#### [Exercise directions]
Copy, from the material below, each line where "this" shows up.

#### [Input records]

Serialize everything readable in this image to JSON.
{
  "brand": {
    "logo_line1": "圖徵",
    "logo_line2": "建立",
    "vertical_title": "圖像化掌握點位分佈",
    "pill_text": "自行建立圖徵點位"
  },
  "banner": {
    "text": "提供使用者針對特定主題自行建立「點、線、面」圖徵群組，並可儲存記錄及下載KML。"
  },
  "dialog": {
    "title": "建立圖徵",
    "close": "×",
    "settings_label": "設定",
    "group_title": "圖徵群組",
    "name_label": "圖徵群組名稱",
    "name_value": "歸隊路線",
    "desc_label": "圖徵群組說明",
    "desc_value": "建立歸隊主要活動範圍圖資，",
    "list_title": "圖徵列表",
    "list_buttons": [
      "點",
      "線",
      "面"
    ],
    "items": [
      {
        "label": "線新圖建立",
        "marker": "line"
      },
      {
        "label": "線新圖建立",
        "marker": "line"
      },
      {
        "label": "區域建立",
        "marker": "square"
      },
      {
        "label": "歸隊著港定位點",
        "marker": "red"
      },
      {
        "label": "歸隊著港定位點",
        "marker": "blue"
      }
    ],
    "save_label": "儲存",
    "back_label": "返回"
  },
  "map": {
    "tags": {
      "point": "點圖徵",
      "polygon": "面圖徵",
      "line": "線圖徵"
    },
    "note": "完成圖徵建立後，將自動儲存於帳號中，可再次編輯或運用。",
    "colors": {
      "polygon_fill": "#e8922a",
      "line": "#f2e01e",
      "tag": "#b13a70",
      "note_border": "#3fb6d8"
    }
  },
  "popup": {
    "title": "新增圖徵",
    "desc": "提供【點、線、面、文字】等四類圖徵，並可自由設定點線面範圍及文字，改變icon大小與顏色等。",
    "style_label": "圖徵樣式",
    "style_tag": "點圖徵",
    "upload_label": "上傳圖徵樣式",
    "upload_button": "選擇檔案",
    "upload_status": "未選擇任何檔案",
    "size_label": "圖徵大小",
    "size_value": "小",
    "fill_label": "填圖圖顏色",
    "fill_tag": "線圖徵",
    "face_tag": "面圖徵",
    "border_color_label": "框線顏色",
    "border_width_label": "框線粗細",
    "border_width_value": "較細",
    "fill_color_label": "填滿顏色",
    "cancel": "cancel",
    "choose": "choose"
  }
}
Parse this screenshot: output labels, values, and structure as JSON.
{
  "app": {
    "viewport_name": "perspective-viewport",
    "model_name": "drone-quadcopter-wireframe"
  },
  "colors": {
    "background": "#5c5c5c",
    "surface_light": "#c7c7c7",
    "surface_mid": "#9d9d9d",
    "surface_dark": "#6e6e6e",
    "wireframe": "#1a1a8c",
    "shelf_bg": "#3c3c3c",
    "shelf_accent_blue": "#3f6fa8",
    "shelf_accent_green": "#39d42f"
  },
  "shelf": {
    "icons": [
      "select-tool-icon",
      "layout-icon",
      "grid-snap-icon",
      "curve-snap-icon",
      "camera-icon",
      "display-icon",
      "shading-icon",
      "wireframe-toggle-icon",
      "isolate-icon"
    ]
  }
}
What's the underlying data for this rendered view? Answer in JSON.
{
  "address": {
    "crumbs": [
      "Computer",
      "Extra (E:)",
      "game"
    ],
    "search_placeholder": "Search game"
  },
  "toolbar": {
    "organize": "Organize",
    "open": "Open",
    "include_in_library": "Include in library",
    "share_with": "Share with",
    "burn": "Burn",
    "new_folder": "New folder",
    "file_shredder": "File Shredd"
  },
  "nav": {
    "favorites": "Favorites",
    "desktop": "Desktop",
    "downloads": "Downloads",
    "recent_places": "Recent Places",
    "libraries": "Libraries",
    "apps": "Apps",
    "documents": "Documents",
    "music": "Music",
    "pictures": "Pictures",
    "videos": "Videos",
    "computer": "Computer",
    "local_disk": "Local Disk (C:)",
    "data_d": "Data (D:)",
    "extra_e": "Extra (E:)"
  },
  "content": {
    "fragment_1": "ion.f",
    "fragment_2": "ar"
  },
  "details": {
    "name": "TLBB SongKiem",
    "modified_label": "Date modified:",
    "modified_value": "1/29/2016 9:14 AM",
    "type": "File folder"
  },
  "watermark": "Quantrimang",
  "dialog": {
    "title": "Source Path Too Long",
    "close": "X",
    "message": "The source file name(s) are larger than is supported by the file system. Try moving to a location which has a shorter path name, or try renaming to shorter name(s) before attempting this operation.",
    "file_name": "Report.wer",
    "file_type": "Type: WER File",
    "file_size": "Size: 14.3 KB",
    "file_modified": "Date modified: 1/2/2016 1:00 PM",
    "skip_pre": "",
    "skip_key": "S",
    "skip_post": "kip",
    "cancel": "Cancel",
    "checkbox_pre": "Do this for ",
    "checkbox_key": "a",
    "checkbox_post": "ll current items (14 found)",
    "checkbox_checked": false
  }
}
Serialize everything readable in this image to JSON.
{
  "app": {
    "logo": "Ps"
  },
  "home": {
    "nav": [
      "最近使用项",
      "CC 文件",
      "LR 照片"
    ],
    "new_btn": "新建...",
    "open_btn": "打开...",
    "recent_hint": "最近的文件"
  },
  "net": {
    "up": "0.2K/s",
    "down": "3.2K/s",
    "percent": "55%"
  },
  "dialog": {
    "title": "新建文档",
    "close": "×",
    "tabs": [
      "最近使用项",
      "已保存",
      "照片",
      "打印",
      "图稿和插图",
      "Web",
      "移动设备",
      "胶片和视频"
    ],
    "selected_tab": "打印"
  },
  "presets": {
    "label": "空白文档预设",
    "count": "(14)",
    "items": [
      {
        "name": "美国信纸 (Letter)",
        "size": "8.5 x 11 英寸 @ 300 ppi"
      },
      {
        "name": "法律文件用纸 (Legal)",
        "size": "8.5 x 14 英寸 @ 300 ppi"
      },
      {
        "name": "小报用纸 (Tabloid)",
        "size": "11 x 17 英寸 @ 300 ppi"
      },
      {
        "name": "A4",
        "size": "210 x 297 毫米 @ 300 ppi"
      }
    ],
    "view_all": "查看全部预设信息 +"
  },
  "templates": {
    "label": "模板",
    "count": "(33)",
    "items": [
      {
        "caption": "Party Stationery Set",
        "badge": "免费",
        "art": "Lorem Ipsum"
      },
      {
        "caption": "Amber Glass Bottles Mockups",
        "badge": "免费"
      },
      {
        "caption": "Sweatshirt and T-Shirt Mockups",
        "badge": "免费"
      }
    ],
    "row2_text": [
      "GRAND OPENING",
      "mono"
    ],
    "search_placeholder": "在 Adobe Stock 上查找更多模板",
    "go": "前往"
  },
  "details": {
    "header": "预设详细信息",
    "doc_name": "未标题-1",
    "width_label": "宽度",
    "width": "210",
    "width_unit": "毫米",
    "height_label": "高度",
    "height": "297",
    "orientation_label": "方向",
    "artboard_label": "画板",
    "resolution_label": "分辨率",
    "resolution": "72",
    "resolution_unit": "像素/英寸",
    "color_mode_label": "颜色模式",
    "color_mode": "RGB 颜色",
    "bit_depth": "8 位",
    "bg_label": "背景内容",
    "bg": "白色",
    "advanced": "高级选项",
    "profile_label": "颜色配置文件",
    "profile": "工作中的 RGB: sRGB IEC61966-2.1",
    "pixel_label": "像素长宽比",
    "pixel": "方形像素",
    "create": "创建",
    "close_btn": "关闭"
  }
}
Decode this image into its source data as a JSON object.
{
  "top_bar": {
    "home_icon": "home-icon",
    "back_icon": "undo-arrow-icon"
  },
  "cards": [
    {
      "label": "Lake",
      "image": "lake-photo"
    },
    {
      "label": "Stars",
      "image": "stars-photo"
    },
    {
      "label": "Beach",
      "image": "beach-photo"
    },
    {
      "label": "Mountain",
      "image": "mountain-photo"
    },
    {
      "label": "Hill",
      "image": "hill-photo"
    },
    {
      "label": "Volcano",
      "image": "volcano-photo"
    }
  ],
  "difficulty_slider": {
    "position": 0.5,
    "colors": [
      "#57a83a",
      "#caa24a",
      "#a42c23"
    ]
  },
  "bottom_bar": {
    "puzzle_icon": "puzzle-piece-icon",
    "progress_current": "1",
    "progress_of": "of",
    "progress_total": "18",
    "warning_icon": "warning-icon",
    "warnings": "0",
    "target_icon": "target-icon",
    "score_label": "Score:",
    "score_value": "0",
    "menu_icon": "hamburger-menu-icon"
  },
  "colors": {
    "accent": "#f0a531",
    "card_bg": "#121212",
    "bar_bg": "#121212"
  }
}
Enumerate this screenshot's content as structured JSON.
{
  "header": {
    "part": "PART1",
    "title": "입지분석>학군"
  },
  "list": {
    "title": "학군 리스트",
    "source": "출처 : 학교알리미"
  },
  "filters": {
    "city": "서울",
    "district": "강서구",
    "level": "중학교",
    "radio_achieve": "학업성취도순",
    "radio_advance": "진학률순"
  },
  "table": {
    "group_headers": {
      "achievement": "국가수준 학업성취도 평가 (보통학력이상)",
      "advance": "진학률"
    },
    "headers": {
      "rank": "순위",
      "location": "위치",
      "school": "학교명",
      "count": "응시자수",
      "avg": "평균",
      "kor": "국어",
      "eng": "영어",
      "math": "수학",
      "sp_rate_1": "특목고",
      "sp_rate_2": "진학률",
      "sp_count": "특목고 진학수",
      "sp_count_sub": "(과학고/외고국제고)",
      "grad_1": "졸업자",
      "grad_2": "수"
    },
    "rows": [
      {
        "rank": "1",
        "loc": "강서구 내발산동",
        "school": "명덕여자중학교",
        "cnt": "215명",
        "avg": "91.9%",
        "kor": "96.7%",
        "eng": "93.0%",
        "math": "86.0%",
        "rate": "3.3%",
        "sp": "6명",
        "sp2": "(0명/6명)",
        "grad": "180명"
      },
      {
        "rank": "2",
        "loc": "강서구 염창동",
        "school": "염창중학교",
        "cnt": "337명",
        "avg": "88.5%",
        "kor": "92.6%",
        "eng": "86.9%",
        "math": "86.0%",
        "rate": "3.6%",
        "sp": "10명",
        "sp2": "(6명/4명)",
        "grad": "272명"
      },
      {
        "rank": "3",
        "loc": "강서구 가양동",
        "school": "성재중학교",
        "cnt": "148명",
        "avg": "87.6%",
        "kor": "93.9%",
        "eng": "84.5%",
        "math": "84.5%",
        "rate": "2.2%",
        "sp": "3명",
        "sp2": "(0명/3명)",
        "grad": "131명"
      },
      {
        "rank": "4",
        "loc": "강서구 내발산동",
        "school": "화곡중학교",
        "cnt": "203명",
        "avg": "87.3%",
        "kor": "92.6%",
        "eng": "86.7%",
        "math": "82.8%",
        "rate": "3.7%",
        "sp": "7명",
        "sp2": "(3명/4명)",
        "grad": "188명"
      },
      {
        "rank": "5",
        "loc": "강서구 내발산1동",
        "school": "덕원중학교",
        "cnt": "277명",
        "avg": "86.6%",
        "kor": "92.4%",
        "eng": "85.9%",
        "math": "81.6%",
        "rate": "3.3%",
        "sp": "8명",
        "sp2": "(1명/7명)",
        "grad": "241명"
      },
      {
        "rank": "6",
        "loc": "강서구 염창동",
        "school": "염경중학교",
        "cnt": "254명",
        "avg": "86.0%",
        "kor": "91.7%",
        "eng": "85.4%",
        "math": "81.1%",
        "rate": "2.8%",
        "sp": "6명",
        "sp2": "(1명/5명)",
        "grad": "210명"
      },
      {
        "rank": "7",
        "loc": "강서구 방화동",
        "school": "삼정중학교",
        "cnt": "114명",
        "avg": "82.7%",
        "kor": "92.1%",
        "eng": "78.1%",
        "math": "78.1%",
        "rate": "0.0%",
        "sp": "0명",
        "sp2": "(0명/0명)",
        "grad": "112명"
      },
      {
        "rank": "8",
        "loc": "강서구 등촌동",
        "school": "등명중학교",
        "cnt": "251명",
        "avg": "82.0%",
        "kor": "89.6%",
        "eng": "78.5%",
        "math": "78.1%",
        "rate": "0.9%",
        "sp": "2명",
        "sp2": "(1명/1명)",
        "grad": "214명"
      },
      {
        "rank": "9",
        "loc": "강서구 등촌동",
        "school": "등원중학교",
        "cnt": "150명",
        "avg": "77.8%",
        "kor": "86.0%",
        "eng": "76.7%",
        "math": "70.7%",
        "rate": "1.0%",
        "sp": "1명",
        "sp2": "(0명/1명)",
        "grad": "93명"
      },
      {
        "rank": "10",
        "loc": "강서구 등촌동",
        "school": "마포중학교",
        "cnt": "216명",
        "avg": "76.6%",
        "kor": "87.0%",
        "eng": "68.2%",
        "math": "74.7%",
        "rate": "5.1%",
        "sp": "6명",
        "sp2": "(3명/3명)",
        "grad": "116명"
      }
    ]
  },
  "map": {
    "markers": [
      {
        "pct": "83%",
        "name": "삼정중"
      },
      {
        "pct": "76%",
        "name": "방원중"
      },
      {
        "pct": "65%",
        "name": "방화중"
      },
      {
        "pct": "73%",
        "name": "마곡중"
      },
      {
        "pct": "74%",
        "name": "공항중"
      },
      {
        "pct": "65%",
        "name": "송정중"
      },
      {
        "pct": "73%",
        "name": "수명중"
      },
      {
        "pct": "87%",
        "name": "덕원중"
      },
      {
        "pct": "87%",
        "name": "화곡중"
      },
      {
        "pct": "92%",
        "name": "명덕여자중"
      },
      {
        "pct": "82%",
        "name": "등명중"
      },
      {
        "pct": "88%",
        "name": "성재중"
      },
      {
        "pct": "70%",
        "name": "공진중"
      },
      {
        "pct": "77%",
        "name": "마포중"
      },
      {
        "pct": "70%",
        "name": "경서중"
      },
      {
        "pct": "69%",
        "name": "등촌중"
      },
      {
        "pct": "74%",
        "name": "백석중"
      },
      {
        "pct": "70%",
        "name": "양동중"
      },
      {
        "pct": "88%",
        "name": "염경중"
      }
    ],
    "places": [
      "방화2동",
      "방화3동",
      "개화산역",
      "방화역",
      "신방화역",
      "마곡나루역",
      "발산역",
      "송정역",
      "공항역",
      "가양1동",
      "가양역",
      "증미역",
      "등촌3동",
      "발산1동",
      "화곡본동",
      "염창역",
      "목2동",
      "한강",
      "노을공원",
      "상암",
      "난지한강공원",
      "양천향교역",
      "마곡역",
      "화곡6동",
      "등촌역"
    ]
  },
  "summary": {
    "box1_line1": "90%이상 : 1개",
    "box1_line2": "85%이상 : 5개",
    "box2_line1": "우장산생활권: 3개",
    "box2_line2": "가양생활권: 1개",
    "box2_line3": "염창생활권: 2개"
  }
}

#### [Written reply]
Serialize everything readable in this image to JSON.
Parse this screenshot: output labels, values, and structure as JSON.
What's the underlying data for this rendered view? Answer in JSON.
    "message": "The source file name(s) are larger than is supported by the file system. Try moving to a location which has a shorter path name, or try renaming to shorter name(s) before attempting this operation.",
    "checkbox_pre": "Do this for ",
Serialize everything readable in this image to JSON.
Decode this image into its source data as a JSON object.
Enumerate this screenshot's content as structured JSON.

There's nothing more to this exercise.